NASA's Hubble Space Telescope has provided astronomers with the best observational evidence to date that globular clusters sort out stars according to their mass, governed by a gravitational billiard ball game between stars. Heavier stars slow down and sink to the cluster's core, while lighter stars pick up speed and move across the cluster to its periphery. This process, called "mass segregation," has long been suspected for globular star clusters, but has never before been directly seen in action.

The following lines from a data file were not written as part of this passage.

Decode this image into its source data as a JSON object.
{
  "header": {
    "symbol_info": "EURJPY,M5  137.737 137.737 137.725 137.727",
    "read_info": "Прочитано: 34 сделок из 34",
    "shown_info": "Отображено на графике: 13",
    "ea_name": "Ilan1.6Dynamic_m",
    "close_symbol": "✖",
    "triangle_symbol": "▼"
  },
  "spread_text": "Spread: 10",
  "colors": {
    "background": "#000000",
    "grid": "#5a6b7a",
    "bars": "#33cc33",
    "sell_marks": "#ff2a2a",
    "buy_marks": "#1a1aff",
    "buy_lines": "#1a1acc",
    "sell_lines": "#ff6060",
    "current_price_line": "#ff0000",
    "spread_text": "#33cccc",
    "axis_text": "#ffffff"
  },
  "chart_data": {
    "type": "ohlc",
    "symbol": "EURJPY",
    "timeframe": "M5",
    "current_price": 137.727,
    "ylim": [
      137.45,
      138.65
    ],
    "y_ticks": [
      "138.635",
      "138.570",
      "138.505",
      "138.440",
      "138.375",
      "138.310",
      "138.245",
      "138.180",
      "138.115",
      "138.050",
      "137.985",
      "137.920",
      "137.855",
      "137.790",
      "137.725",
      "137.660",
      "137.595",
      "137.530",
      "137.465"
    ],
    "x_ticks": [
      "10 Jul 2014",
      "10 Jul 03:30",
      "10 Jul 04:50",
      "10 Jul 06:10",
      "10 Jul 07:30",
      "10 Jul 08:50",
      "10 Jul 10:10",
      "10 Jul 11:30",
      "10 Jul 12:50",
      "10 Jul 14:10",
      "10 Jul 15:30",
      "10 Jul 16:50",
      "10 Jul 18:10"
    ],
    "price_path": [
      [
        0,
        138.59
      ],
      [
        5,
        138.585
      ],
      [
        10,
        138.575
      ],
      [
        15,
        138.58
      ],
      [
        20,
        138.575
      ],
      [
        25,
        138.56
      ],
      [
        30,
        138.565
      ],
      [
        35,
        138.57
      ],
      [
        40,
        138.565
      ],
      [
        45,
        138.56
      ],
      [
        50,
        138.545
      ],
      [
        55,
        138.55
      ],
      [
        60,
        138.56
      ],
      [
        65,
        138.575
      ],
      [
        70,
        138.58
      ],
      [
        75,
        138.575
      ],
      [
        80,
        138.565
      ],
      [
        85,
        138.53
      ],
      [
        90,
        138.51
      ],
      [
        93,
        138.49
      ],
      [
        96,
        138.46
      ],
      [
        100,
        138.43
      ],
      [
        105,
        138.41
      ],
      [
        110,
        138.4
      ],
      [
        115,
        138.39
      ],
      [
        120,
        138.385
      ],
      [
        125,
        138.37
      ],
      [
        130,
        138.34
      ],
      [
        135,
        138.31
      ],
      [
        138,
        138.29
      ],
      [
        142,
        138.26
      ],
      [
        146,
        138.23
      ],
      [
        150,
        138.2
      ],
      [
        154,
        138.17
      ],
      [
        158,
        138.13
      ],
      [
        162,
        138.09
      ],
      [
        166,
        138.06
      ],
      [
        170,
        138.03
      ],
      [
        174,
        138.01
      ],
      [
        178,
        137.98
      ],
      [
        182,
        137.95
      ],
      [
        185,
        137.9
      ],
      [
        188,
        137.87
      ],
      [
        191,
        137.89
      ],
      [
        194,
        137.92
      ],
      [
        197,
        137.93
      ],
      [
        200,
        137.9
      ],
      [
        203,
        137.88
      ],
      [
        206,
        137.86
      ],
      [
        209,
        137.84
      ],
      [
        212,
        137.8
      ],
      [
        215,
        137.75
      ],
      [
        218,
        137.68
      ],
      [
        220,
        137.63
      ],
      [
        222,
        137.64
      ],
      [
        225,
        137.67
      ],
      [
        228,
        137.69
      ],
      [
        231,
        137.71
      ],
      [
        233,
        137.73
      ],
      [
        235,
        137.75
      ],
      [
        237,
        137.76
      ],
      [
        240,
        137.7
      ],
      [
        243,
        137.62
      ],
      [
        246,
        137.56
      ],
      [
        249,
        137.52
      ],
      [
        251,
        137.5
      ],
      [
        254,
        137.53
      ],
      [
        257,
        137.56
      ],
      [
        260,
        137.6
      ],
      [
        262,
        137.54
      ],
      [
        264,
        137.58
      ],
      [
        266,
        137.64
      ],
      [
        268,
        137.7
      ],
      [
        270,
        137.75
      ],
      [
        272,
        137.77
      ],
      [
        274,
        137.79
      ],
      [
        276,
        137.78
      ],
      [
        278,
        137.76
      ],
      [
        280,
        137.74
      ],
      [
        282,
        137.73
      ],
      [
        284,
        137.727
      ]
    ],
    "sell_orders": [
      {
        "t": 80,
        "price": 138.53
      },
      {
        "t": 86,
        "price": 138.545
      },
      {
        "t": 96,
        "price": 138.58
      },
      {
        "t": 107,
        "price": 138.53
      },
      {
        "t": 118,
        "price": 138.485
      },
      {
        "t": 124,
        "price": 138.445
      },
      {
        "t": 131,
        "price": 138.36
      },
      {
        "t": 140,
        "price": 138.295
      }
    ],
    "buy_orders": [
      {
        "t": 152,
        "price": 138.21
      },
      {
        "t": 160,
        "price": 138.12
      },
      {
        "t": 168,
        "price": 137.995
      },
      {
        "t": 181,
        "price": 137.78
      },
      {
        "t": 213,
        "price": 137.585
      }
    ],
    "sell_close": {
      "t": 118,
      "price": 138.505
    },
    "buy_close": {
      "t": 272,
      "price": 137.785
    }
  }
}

A typical globular cluster contains several hundred thousand stars. Although the density of stars is very small in the outskirts of such stellar systems, the stellar density near the center can be more than 10,000 times higher than in the local vicinity of our Sun. If we lived in such a region of space, the night sky would be ablaze with 10,000 stars that would be closer to us than the nearest star to the Sun, Alpha Centauri, which is 4.3 light-years away (or approximately 215,000 times the distance between Earth and the Sun).
Ground-Based Image Credit: Very Large Telescope/European Southern Observatory, R. Kotak and H. Boffin (ESO)
Hubble Image Credit: NASA, ESA and G. Meylan (Ecole Polytechnique Federale de Lausanne)
Image Type: Astronomical/Illustration
Source: HubbleSite - Newsdesk